Another frequent objection to the eternality of hell by annihilationists is that it would be unjust for God to punish unbelievers in hell for eternity for a finite amount of sin. How could it be fair for God to take a person who lived a sinful, 70-year life, and punish him/her for all of eternity? The answer is that our sin bears an eternal consequence because it is committed against an eternal God. When King David committed the sins of adultery and murder he stated, “Against you, you only, have I sinned and done what is evil in your sight…” (Psalm 51:4). David had sinned against Bathsheba and Uriah; how could David claim to have only sinned against God? David understood that all sin is ultimately against God. God is an eternal and infinite Being. As a result, all sin against Him is worthy of an eternal punishment. It is not a matter of the length of time we sin, but the character of the God against whom we sin.
A more personal aspect of annihilationism is the idea that we could not possibly be happy in heaven if we knew that some of our loved ones were suffering an eternity of torment in hell. However, when we arrive in heaven, we will not have anything to complain about or be saddened by. Revelation 21:4 tells us, “He will wipe every tear from their eyes. There will be no more death or mourning or crying or pain, for the old order of things has passed away.” If some of our loved ones are not in heaven, we will be in 100 percent complete agreement that they do not belong there and that they are condemned by their own refusal to accept Jesus Christ as their Saviour (John 3:16; 14:6). It is hard to understand this, but we will not be saddened by the lack of their presence. Our focus should not be on how we can enjoy heaven without all of our loved ones there, but on how we can point our loved ones to faith in Christ so that they will be there.

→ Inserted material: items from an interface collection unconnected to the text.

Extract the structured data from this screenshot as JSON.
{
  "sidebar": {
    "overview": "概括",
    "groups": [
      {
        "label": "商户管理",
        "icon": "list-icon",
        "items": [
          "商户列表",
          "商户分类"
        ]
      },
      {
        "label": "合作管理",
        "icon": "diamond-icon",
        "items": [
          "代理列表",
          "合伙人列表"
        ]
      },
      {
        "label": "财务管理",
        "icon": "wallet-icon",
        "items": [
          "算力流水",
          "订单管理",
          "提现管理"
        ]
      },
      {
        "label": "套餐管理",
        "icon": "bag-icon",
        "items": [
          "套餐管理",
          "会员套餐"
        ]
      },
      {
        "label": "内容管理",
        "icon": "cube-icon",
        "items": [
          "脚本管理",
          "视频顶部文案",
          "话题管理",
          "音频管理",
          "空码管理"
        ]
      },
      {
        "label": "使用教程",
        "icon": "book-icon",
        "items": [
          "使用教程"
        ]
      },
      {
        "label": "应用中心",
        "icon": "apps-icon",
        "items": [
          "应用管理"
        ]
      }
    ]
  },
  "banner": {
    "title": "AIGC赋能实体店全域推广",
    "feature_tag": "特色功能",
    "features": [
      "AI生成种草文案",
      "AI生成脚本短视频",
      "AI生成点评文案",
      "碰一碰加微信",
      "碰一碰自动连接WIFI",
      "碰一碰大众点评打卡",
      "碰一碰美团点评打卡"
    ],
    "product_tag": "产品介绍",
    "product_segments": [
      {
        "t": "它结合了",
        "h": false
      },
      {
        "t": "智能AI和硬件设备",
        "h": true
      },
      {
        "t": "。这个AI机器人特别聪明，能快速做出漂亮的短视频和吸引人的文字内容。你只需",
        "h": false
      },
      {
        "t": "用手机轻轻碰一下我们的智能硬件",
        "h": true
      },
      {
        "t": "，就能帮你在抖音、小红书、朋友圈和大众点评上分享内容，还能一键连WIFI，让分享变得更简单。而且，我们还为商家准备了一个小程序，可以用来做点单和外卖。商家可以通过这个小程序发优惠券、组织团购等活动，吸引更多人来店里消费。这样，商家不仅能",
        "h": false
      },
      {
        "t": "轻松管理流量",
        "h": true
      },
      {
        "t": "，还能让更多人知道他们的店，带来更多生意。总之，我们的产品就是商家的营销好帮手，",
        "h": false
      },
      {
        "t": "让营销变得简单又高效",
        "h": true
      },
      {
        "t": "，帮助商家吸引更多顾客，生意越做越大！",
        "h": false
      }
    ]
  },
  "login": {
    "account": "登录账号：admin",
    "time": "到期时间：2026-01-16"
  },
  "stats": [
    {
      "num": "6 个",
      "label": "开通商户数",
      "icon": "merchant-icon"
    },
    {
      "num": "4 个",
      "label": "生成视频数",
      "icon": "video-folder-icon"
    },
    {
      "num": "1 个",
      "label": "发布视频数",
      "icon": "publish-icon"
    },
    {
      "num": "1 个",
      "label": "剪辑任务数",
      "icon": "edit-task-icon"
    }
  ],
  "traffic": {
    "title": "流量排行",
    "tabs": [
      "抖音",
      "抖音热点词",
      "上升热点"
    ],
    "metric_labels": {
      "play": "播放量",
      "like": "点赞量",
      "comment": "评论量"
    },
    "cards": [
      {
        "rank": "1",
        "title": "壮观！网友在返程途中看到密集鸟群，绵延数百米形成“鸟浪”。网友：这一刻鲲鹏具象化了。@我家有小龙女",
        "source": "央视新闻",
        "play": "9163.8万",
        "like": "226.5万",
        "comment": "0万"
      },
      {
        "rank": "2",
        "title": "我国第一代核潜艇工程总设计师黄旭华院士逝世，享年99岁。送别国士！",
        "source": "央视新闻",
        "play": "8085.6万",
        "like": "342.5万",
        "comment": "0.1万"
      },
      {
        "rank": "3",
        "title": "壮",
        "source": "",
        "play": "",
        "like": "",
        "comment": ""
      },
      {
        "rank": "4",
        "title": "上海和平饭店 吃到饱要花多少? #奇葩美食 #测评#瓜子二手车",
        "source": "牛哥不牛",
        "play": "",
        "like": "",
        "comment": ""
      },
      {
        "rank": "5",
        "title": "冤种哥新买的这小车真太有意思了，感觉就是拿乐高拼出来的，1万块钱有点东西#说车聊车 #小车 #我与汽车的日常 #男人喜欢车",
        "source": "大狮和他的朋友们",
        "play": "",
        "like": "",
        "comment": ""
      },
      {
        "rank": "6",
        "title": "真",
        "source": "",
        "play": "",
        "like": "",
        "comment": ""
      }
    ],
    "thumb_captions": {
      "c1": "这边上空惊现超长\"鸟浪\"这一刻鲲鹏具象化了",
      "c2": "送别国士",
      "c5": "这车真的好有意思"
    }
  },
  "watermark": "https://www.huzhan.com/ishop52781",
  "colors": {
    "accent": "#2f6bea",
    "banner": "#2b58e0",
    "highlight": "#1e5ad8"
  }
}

Hell is perhaps a primary reason why God sent Jesus Christ to pay the penalty for our sins. Being “extinguished” after death is no fate to dread, but an eternity in hell most definitely is. Jesus’ death was an infinite death, paying our infinite sin debt so that we would not have to pay it in hell for eternity (2 Corinthians 5:21). When we place our faith in Him, we are saved, forgiven, cleansed, and promised an eternal home in heaven. But if we reject God’s gift of eternal life, we will face the eternal consequences of that decision.